WHAT YOU WILL DO –
Pictures aside, reproduce exactly and only the lines below, starting at the one containing "Serialize everything readable" and ending at the last line.

***

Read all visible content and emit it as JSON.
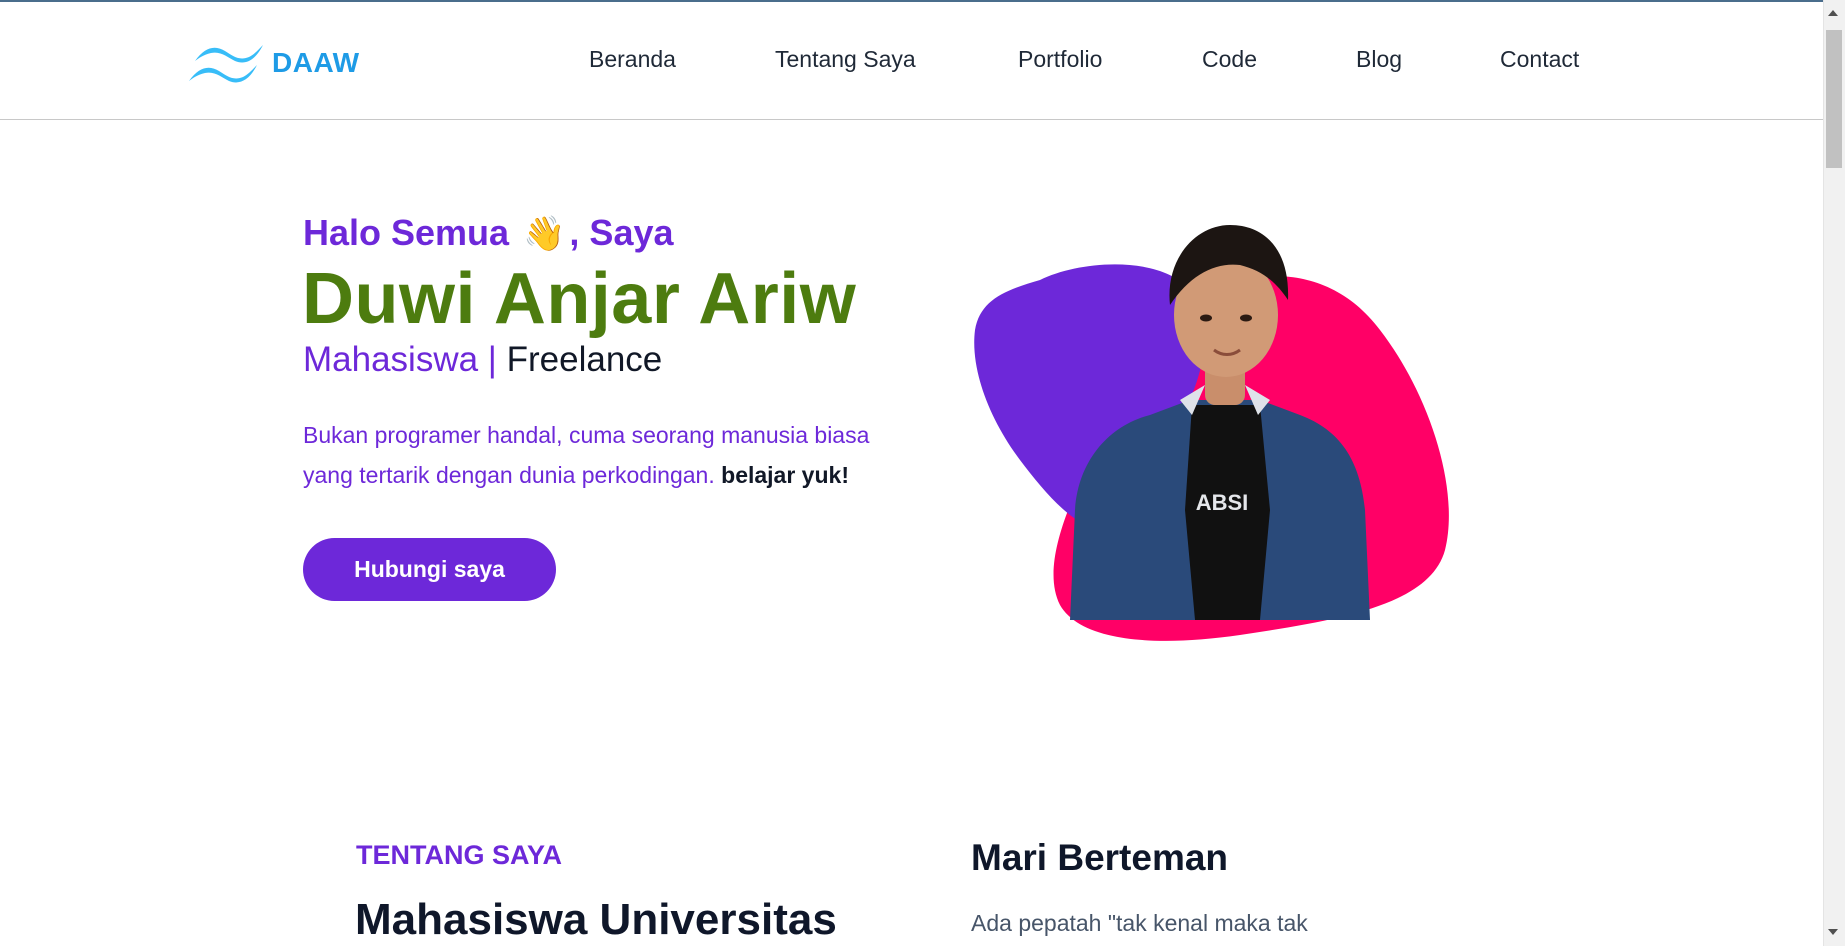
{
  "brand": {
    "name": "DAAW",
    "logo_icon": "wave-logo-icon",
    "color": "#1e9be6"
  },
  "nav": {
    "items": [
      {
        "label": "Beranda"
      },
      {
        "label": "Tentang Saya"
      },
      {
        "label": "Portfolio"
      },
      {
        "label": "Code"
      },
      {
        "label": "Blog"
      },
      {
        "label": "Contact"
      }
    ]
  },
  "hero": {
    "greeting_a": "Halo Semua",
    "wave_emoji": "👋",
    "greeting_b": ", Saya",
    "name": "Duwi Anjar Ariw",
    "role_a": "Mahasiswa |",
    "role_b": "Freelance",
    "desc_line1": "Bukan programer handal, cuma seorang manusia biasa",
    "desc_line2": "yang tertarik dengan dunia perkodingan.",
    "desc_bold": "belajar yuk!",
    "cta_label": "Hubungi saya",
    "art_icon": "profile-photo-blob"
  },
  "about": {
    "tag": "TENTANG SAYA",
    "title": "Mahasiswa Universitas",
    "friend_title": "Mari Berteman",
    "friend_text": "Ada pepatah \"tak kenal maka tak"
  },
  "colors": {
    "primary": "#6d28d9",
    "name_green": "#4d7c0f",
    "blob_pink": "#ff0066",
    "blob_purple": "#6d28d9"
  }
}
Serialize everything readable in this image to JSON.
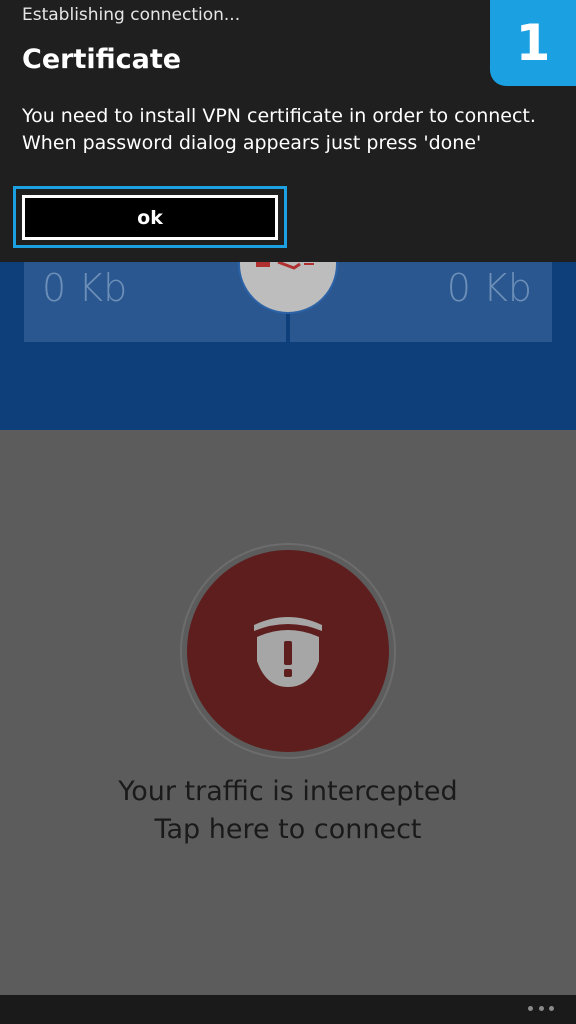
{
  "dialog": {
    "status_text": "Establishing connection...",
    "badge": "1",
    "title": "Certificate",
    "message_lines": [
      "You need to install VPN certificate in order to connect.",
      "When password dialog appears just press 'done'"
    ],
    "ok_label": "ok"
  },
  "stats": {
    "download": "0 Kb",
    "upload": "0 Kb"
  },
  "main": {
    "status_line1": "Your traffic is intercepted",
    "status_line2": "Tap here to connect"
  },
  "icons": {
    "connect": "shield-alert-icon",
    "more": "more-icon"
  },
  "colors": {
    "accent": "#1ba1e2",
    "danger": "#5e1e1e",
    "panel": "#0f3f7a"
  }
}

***

RESPONSE FOR THIS EXERCISE –
Serialize everything readable in this image to JSON.
{
  "dialog": {
    "status_text": "Establishing connection...",
    "badge": "1",
    "title": "Certificate",
    "message_lines": [
      "You need to install VPN certificate in order to connect.",
      "When password dialog appears just press 'done'"
    ],
    "ok_label": "ok"
  },
  "stats": {
    "download": "0 Kb",
    "upload": "0 Kb"
  },
  "main": {
    "status_line1": "Your traffic is intercepted",
    "status_line2": "Tap here to connect"
  },
  "icons": {
    "connect": "shield-alert-icon",
    "more": "more-icon"
  },
  "colors": {
    "accent": "#1ba1e2",
    "danger": "#5e1e1e",
    "panel": "#0f3f7a"
  }
}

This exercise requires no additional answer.